### ASSIGNED TASK
The word "name": in how many lines of the records does it appear? Reply with the number alone.

### SUPPLIED INFORMATION
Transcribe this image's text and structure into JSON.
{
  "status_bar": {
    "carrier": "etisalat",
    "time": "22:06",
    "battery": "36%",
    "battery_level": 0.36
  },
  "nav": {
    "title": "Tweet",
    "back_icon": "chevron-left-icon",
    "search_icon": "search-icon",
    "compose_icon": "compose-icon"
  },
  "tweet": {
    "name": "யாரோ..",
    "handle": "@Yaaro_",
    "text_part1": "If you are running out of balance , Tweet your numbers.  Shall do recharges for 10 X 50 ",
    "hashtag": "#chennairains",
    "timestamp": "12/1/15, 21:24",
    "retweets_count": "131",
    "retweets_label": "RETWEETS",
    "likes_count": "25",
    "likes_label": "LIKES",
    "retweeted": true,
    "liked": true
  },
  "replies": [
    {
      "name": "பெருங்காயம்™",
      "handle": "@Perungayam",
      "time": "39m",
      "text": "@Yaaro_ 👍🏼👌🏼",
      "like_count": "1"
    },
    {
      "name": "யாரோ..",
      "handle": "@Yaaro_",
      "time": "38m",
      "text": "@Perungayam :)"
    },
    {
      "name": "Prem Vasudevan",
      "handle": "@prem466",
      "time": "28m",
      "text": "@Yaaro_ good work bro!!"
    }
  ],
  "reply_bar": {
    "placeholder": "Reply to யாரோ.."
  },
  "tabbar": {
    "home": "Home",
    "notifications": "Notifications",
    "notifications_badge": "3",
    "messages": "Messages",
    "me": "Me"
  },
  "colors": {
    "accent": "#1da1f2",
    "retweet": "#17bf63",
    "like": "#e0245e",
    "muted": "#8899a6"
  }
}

### EXERCISE SOLUTION
4